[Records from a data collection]
--

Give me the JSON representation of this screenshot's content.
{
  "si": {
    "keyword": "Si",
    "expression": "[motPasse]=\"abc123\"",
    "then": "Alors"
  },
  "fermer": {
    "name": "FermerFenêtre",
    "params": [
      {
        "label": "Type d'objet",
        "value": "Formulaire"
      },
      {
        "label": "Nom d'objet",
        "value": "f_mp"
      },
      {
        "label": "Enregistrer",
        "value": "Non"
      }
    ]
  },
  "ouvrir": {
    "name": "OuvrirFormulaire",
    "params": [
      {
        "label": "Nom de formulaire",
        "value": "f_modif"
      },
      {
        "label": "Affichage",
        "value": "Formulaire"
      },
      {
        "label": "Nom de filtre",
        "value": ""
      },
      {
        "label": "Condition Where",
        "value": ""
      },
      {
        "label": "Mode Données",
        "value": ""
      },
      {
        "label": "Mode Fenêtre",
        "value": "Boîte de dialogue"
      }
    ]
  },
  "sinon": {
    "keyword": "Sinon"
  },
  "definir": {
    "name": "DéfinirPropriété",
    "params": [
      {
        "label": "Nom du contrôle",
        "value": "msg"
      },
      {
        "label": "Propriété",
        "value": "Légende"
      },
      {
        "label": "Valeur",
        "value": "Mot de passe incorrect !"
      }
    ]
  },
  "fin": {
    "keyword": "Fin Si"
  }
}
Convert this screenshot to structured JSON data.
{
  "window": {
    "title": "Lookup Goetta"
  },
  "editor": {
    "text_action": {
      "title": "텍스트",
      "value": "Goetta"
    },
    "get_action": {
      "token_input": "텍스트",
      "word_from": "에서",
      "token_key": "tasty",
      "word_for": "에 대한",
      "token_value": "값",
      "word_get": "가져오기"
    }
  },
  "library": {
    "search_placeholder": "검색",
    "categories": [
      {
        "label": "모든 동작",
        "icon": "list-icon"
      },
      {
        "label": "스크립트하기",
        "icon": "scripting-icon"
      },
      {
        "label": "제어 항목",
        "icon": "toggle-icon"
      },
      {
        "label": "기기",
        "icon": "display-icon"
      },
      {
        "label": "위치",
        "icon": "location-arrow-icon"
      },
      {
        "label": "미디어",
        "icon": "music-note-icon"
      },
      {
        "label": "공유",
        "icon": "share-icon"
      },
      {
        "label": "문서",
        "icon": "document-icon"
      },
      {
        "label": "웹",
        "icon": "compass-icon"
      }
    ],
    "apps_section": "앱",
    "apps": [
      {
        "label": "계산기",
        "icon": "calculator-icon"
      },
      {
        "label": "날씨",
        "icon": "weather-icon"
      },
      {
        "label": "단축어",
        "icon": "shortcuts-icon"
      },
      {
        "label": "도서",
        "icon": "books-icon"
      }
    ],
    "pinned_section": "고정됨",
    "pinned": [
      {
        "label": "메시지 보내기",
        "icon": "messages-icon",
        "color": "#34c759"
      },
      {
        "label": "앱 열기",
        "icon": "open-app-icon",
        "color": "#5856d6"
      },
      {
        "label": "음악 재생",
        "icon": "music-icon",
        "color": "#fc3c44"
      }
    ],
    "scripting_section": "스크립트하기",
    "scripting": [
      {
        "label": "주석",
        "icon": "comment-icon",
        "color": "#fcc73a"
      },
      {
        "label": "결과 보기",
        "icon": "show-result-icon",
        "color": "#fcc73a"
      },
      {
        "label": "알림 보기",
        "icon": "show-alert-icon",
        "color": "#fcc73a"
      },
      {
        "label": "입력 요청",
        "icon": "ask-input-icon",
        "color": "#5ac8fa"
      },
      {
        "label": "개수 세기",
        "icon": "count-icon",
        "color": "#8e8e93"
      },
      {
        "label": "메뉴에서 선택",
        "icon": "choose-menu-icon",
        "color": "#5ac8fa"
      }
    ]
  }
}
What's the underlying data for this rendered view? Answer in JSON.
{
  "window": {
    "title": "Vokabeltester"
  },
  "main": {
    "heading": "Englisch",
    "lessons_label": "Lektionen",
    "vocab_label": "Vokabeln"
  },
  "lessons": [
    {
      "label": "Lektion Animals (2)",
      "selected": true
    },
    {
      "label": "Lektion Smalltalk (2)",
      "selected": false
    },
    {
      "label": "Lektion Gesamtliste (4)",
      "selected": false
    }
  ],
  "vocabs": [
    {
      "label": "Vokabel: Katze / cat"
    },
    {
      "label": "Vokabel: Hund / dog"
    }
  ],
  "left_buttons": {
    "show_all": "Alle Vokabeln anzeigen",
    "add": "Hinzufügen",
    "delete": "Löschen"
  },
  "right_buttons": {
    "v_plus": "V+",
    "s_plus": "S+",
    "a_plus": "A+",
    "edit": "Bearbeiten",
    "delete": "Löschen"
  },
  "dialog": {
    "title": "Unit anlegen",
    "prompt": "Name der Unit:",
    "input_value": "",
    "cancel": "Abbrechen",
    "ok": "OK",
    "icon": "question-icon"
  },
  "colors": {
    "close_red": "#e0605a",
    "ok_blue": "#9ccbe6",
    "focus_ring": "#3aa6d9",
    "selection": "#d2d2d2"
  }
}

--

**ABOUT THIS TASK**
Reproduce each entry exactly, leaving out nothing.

**EXERCISE RESULT**
Give me the JSON representation of this screenshot's content.
{
  "si": {
    "keyword": "Si",
    "expression": "[motPasse]=\"abc123\"",
    "then": "Alors"
  },
  "fermer": {
    "name": "FermerFenêtre",
    "params": [
      {
        "label": "Type d'objet",
        "value": "Formulaire"
      },
      {
        "label": "Nom d'objet",
        "value": "f_mp"
      },
      {
        "label": "Enregistrer",
        "value": "Non"
      }
    ]
  },
  "ouvrir": {
    "name": "OuvrirFormulaire",
    "params": [
      {
        "label": "Nom de formulaire",
        "value": "f_modif"
      },
      {
        "label": "Affichage",
        "value": "Formulaire"
      },
      {
        "label": "Nom de filtre",
        "value": ""
      },
      {
        "label": "Condition Where",
        "value": ""
      },
      {
        "label": "Mode Données",
        "value": ""
      },
      {
        "label": "Mode Fenêtre",
        "value": "Boîte de dialogue"
      }
    ]
  },
  "sinon": {
    "keyword": "Sinon"
  },
  "definir": {
    "name": "DéfinirPropriété",
    "params": [
      {
        "label": "Nom du contrôle",
        "value": "msg"
      },
      {
        "label": "Propriété",
        "value": "Légende"
      },
      {
        "label": "Valeur",
        "value": "Mot de passe incorrect !"
      }
    ]
  },
  "fin": {
    "keyword": "Fin Si"
  }
}
Convert this screenshot to structured JSON data.
{
  "window": {
    "title": "Lookup Goetta"
  },
  "editor": {
    "text_action": {
      "title": "텍스트",
      "value": "Goetta"
    },
    "get_action": {
      "token_input": "텍스트",
      "word_from": "에서",
      "token_key": "tasty",
      "word_for": "에 대한",
      "token_value": "값",
      "word_get": "가져오기"
    }
  },
  "library": {
    "search_placeholder": "검색",
    "categories": [
      {
        "label": "모든 동작",
        "icon": "list-icon"
      },
      {
        "label": "스크립트하기",
        "icon": "scripting-icon"
      },
      {
        "label": "제어 항목",
        "icon": "toggle-icon"
      },
      {
        "label": "기기",
        "icon": "display-icon"
      },
      {
        "label": "위치",
        "icon": "location-arrow-icon"
      },
      {
        "label": "미디어",
        "icon": "music-note-icon"
      },
      {
        "label": "공유",
        "icon": "share-icon"
      },
      {
        "label": "문서",
        "icon": "document-icon"
      },
      {
        "label": "웹",
        "icon": "compass-icon"
      }
    ],
    "apps_section": "앱",
    "apps": [
      {
        "label": "계산기",
        "icon": "calculator-icon"
      },
      {
        "label": "날씨",
        "icon": "weather-icon"
      },
      {
        "label": "단축어",
        "icon": "shortcuts-icon"
      },
      {
        "label": "도서",
        "icon": "books-icon"
      }
    ],
    "pinned_section": "고정됨",
    "pinned": [
      {
        "label": "메시지 보내기",
        "icon": "messages-icon",
        "color": "#34c759"
      },
      {
        "label": "앱 열기",
        "icon": "open-app-icon",
        "color": "#5856d6"
      },
      {
        "label": "음악 재생",
        "icon": "music-icon",
        "color": "#fc3c44"
      }
    ],
    "scripting_section": "스크립트하기",
    "scripting": [
      {
        "label": "주석",
        "icon": "comment-icon",
        "color": "#fcc73a"
      },
      {
        "label": "결과 보기",
        "icon": "show-result-icon",
        "color": "#fcc73a"
      },
      {
        "label": "알림 보기",
        "icon": "show-alert-icon",
        "color": "#fcc73a"
      },
      {
        "label": "입력 요청",
        "icon": "ask-input-icon",
        "color": "#5ac8fa"
      },
      {
        "label": "개수 세기",
        "icon": "count-icon",
        "color": "#8e8e93"
      },
      {
        "label": "메뉴에서 선택",
        "icon": "choose-menu-icon",
        "color": "#5ac8fa"
      }
    ]
  }
}
What's the underlying data for this rendered view? Answer in JSON.
{
  "window": {
    "title": "Vokabeltester"
  },
  "main": {
    "heading": "Englisch",
    "lessons_label": "Lektionen",
    "vocab_label": "Vokabeln"
  },
  "lessons": [
    {
      "label": "Lektion Animals (2)",
      "selected": true
    },
    {
      "label": "Lektion Smalltalk (2)",
      "selected": false
    },
    {
      "label": "Lektion Gesamtliste (4)",
      "selected": false
    }
  ],
  "vocabs": [
    {
      "label": "Vokabel: Katze / cat"
    },
    {
      "label": "Vokabel: Hund / dog"
    }
  ],
  "left_buttons": {
    "show_all": "Alle Vokabeln anzeigen",
    "add": "Hinzufügen",
    "delete": "Löschen"
  },
  "right_buttons": {
    "v_plus": "V+",
    "s_plus": "S+",
    "a_plus": "A+",
    "edit": "Bearbeiten",
    "delete": "Löschen"
  },
  "dialog": {
    "title": "Unit anlegen",
    "prompt": "Name der Unit:",
    "input_value": "",
    "cancel": "Abbrechen",
    "ok": "OK",
    "icon": "question-icon"
  },
  "colors": {
    "close_red": "#e0605a",
    "ok_blue": "#9ccbe6",
    "focus_ring": "#3aa6d9",
    "selection": "#d2d2d2"
  }
}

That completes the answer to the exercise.